> **Assigned task**: For the data below, please report each line where the word "money" is found.

> **Input data**:
- - - - - - -
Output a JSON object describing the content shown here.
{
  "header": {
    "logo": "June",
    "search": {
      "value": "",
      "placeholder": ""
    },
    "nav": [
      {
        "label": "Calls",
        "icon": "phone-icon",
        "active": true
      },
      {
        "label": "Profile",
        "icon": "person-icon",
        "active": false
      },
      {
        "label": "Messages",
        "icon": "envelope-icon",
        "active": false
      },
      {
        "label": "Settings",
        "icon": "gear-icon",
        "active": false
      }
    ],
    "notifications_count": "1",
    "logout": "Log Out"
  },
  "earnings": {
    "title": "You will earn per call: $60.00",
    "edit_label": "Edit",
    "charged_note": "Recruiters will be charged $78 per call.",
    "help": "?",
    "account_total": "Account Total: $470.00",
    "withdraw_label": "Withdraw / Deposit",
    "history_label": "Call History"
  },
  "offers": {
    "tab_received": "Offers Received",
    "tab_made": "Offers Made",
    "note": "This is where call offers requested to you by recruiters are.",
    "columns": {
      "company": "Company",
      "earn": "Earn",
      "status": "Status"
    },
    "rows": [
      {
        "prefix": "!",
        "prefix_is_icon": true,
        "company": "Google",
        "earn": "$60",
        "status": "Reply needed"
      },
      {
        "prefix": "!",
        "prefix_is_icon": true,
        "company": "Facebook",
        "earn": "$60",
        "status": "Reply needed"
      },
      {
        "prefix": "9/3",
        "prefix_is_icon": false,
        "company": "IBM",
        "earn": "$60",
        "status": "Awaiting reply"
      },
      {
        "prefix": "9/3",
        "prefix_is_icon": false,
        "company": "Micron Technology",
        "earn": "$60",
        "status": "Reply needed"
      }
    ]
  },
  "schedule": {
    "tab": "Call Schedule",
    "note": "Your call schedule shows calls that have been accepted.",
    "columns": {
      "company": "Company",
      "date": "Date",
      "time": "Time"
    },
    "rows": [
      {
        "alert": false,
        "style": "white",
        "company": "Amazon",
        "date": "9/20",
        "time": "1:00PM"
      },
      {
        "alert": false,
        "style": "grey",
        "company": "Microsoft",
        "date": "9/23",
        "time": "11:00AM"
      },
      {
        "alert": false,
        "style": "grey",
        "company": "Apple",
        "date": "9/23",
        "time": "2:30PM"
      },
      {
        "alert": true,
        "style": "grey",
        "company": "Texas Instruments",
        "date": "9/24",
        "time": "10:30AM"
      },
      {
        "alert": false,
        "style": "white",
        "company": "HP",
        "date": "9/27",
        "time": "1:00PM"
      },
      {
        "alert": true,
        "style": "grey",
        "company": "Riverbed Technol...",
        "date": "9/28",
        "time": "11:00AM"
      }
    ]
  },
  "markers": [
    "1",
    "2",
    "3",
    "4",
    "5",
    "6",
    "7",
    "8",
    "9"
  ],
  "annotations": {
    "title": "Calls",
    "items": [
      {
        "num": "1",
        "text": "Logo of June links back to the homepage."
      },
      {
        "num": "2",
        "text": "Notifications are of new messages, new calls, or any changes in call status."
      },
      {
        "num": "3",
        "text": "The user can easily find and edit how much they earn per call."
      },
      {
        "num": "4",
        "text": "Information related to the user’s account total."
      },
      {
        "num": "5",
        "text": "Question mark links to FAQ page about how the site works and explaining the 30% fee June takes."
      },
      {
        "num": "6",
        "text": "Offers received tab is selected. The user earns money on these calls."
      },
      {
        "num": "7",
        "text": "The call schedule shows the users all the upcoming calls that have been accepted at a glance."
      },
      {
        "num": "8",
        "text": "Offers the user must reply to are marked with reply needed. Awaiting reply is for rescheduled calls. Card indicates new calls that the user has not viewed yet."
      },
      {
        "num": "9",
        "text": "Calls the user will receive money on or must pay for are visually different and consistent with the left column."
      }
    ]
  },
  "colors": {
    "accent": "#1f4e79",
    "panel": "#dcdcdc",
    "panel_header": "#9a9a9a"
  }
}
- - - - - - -
> **Solution for this exercise**:
        "text": "Offers received tab is selected. The user earns money on these calls."
        "text": "Calls the user will receive money on or must pay for are visually different and consistent with the left column."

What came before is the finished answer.